# TASK
Scan the listing beneath this sentence. Report each line with the word "screenshot".

- - - - -

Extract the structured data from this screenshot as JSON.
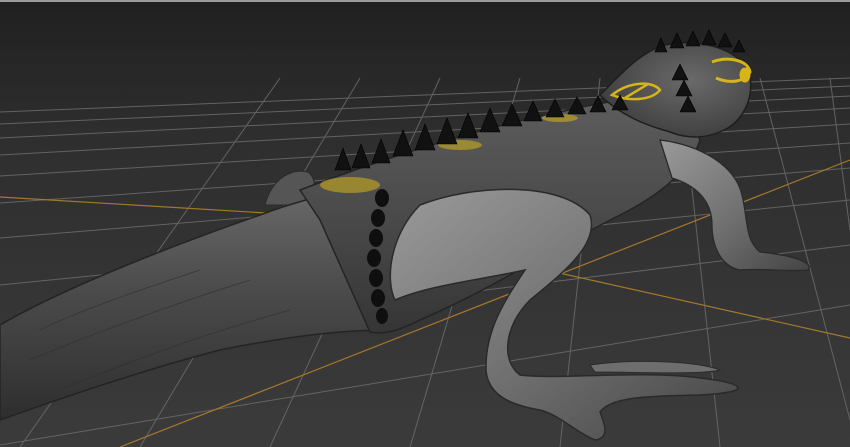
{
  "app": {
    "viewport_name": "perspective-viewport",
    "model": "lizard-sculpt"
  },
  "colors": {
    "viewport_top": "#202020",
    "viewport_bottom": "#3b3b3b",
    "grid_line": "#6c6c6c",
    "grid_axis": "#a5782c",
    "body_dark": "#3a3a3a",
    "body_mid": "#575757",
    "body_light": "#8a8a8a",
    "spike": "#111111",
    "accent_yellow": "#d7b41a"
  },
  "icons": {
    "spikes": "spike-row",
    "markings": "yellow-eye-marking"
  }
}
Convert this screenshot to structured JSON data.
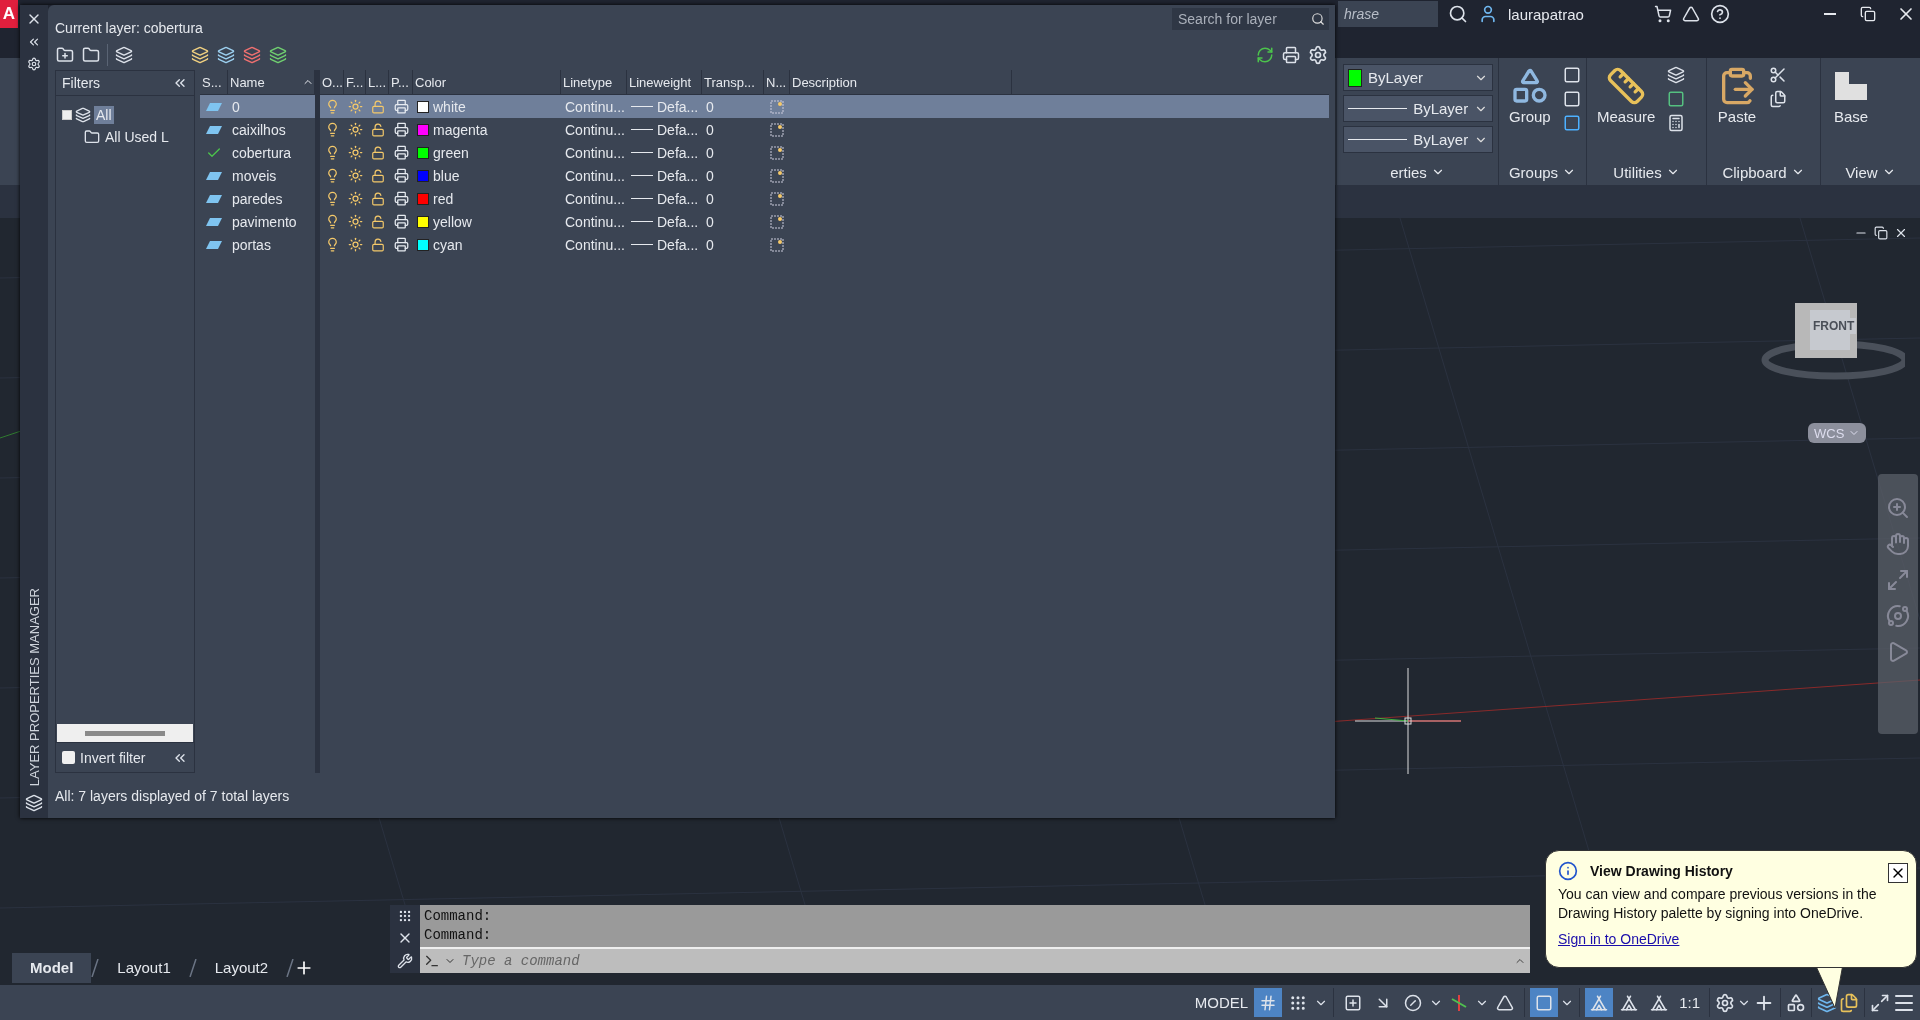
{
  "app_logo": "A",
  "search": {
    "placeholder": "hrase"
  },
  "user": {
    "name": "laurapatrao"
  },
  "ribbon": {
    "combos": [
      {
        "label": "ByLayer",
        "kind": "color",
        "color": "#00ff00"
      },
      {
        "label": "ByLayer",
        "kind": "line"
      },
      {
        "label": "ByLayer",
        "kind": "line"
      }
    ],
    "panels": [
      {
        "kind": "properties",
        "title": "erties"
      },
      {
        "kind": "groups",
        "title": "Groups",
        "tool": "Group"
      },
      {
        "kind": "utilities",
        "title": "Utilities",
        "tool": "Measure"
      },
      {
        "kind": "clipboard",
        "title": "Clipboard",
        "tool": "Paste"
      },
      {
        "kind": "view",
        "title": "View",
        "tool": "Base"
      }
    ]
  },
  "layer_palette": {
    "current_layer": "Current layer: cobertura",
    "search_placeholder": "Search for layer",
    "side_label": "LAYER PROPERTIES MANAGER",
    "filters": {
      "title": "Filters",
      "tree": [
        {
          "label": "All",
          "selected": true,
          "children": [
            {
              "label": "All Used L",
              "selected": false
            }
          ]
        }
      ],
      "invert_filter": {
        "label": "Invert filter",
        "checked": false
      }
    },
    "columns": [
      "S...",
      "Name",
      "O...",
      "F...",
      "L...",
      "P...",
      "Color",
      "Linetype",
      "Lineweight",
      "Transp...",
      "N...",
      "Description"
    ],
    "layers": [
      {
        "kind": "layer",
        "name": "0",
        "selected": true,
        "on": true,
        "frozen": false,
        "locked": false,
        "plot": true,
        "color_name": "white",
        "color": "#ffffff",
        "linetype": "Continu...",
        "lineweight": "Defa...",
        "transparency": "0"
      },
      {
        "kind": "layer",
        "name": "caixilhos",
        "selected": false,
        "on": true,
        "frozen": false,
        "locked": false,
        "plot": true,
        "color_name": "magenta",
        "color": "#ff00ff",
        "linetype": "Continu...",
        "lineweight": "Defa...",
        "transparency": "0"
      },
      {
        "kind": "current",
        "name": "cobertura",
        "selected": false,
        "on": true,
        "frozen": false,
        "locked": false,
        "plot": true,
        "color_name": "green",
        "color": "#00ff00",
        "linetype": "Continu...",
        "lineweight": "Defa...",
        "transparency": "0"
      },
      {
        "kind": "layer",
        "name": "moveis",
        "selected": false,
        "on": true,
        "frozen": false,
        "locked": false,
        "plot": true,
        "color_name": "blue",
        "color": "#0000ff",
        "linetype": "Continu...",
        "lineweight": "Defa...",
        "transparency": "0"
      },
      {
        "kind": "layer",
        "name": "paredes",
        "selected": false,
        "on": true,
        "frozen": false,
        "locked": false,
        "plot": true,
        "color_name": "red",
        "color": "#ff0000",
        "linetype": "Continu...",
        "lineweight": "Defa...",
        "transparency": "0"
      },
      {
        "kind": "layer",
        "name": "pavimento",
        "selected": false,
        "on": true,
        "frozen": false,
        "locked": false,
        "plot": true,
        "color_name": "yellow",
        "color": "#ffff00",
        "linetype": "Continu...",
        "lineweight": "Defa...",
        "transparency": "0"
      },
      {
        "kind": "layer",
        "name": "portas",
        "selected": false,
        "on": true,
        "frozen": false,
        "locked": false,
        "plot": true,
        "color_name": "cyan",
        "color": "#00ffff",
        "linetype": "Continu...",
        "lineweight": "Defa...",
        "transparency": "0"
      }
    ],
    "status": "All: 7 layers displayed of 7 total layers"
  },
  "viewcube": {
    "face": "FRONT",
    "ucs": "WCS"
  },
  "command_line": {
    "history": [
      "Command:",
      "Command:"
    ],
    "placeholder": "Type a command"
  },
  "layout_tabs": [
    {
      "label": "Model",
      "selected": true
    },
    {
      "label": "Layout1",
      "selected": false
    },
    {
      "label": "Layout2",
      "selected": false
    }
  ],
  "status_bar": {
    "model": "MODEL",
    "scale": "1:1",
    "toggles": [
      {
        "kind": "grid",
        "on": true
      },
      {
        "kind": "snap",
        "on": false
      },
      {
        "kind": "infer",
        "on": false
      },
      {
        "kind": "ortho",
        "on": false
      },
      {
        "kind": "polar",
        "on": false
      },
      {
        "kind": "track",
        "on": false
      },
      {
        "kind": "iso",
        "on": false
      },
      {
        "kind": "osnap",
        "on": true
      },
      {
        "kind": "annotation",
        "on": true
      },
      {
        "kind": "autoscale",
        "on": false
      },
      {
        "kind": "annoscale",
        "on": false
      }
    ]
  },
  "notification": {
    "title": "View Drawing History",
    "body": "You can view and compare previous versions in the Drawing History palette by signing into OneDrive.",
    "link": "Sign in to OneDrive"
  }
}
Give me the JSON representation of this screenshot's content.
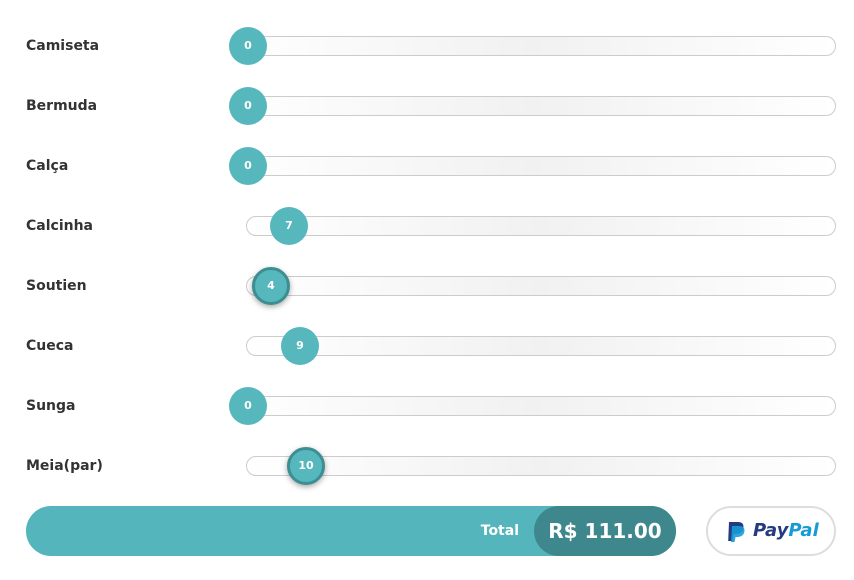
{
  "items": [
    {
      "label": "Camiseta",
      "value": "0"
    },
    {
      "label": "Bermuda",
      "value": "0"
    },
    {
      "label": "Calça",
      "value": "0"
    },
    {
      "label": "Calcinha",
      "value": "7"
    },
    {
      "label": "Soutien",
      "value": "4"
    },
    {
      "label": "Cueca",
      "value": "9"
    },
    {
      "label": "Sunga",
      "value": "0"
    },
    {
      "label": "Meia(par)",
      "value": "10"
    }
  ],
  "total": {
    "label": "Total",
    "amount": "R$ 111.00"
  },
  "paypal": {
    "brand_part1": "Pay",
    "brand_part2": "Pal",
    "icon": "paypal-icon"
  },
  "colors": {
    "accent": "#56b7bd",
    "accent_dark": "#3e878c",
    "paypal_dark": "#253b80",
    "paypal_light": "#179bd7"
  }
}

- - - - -

# ANSWER FOR THE TASK
Extract the structured data from this screenshot as JSON.
Convert this screenshot to structured JSON data.
Give me the JSON representation of this screenshot's content.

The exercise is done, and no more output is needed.